Megiddo: Omega Code 2
The prequel/sequel to the 1999 hit “The Omega Code” is the story of the antichrist Stone Alexander (Michael York), who rises to power through murder and deception to gain control of the world. Only his brother (Micahel Biehn) can stand in his way and try to make a difference. Excellent supporting cast Udo Kier, Greg Ellis, Diane Venora, Kent McCord, Michael Ironside and a cast of extras.
This is a dramatic story of deception, intrigue, war, murder and ultimately, a showdown between God and Satan. There are special effects that would have pleased Cecil B. DeMille; the unleashing of a plague out of the mouth of York, creepy dark demons that hover and growl, the destruction of Rome’s Coliseum and the Battle of Armageddon that takes place in the valley of Megiddo. One of the more dramatic moments is when York transforms into Satan, a 9-ft. beast that wreaks hell on earth.
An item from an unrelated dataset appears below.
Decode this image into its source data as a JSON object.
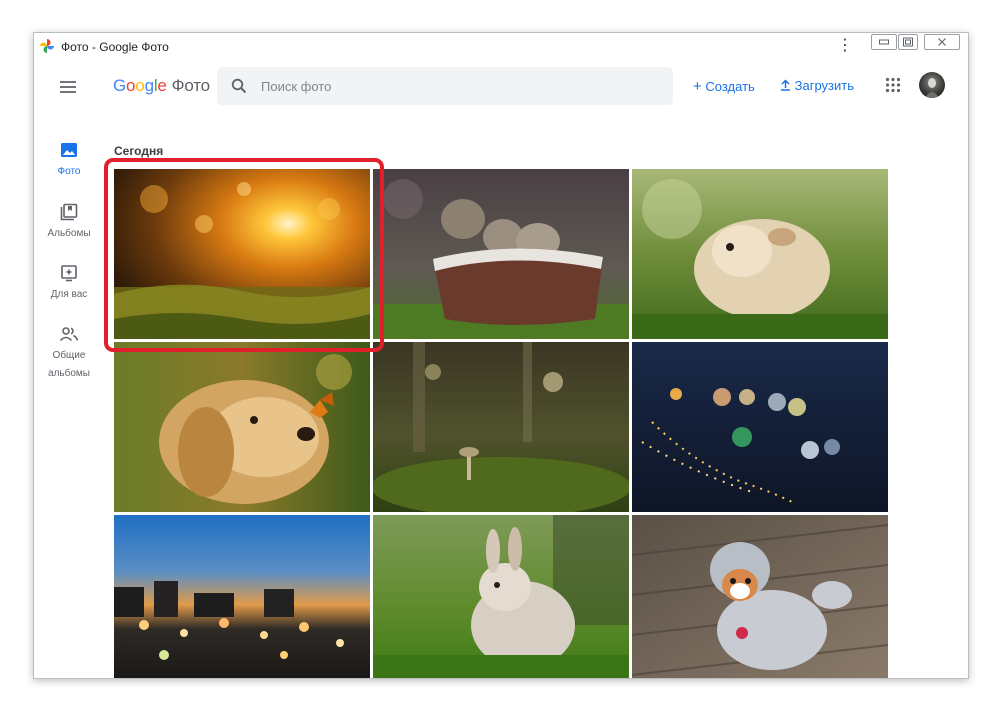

Making a movie about “end-times” biblical events with Satan as the bad guy is a daunting task for any studio and requires a big budget with incredible special effects, a talented cast and a good story. These days audiences (and critics) have become very sophisticated (even a little spoiled) by what $100 million budgets can produce, so it’s harder for smaller studios to even make an attempt to compete. Gener8xion studios has taken up that challenge, producing a $20 million movie with over 300 visual effects, a moving musical score, beautiful locations and powerful performances by York and Biehn.
While it may not compare to the bigger budgeted films in some areas, it still delivers a story with a convincing (and sometimes convicting) spiritual message. In light of the recent, tragic war on America, that message seems more plausible than ever before.
This is clearly a special-effects driven movie. Where the story may lack in giving us a lengthy biblical epic filled with well-developed characters, it definitely delivers a dramatic, action-packed, end-of-times message with the necessary intrigue, murder, wartime violence and demonic special effects. All are crucial in telling this type of biblically-based story, but keep that in mind when choosing to take kids or pre-teens. Parents keep in mind this is not a “kid-friendly” end-of-times Christian movie. Just because it is an interpretation of a biblical event doesn’t mean it’s appropriate for kids under 12 to see. Heed the rating because this movie is too intense and hard to follow for children.